# [About this exercise]
Lines that include "Marketing" make up the answer; copy all of them from the data below.

# [Exercise input]
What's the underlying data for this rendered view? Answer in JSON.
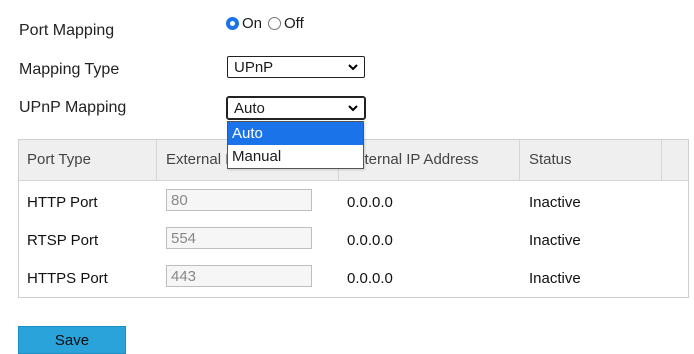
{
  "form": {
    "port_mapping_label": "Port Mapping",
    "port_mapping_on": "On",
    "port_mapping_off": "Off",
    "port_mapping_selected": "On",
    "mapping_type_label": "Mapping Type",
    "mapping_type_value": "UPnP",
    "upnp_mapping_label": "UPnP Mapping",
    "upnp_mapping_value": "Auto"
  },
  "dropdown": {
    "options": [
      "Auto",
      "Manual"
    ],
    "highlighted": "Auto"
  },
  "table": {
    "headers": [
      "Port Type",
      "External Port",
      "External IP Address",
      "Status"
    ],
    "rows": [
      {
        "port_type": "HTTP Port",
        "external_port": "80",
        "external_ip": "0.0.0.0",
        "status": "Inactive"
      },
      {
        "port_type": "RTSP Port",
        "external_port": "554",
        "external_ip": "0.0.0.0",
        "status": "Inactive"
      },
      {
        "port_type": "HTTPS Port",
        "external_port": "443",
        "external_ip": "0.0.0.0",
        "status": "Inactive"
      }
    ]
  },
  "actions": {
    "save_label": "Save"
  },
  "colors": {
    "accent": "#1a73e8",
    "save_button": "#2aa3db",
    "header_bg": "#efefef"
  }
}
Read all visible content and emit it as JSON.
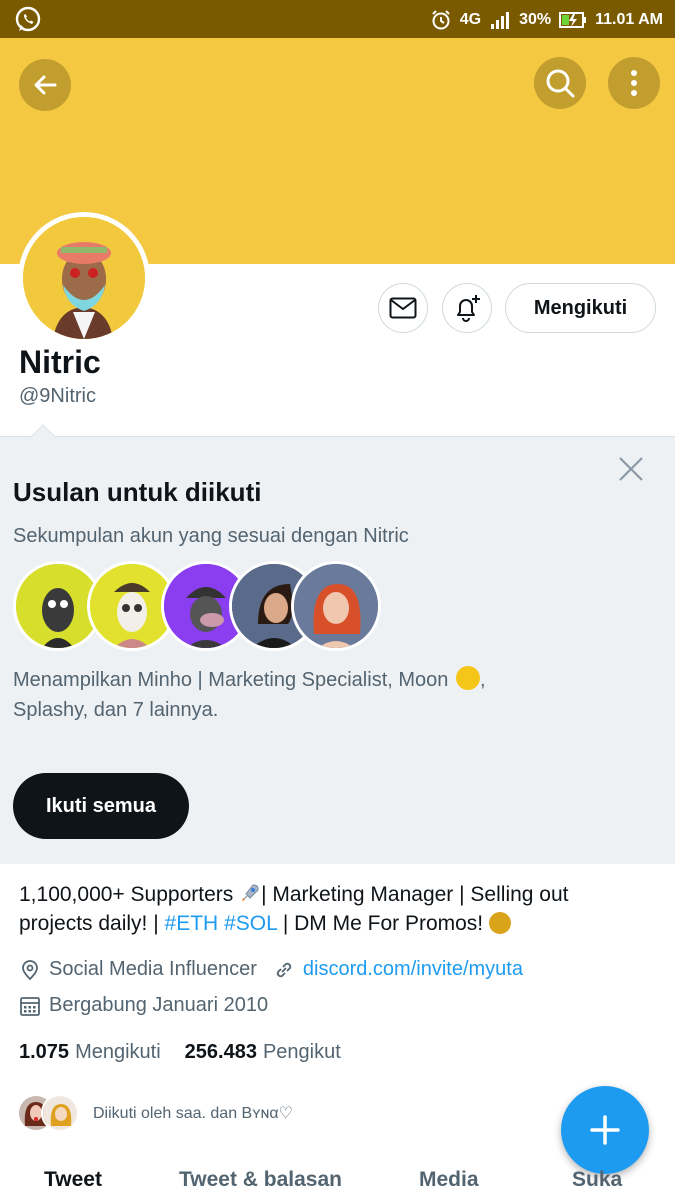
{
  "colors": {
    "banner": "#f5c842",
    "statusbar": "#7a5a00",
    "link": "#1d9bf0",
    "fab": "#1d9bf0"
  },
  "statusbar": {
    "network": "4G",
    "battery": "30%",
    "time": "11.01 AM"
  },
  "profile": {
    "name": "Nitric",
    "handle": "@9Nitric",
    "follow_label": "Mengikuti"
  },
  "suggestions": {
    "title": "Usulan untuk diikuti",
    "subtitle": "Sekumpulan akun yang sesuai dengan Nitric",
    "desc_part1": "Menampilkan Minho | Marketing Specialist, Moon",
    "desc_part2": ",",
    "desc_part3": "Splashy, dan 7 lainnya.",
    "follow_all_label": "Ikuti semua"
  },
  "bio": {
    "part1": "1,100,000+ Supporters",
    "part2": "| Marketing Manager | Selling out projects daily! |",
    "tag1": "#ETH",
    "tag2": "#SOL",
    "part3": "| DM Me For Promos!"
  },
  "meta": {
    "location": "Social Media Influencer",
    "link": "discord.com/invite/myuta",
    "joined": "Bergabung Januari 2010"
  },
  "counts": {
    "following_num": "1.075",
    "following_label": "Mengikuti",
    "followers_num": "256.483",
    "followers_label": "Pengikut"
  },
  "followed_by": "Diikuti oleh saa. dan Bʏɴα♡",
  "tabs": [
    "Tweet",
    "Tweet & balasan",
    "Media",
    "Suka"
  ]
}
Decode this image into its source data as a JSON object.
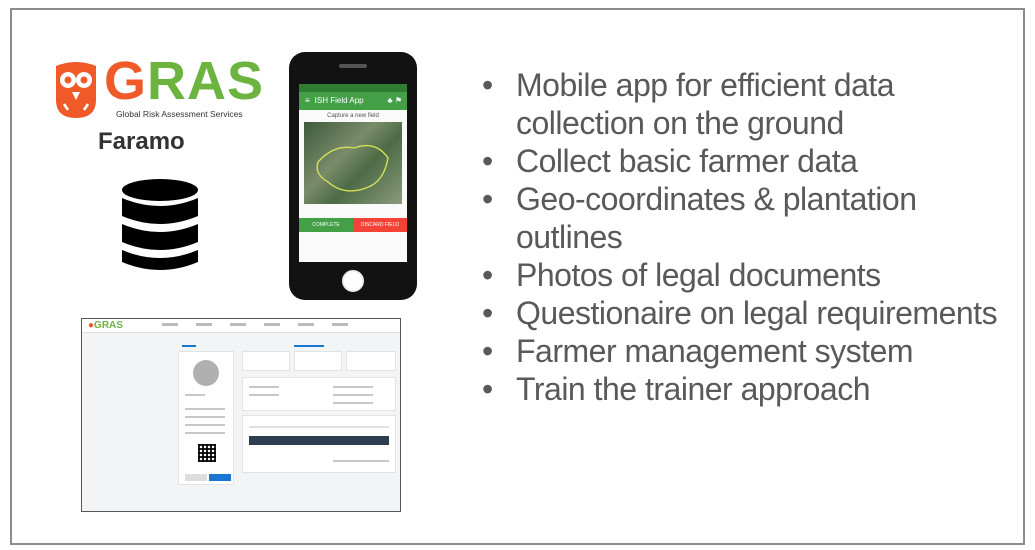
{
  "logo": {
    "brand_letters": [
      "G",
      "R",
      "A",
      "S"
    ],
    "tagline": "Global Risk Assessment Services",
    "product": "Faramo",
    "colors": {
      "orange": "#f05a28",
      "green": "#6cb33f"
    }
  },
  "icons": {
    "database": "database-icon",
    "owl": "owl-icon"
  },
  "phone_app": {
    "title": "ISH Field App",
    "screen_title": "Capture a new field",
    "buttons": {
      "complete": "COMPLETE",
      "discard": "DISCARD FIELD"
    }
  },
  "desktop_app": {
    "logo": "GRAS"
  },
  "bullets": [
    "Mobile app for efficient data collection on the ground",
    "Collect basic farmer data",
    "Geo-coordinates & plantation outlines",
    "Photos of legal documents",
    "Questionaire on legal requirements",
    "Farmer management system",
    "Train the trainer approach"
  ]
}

# [Solved exercise]
    "desc_part1": "Menampilkan Minho | Marketing Specialist, Moon",
    "part2": "| Marketing Manager | Selling out projects daily! |",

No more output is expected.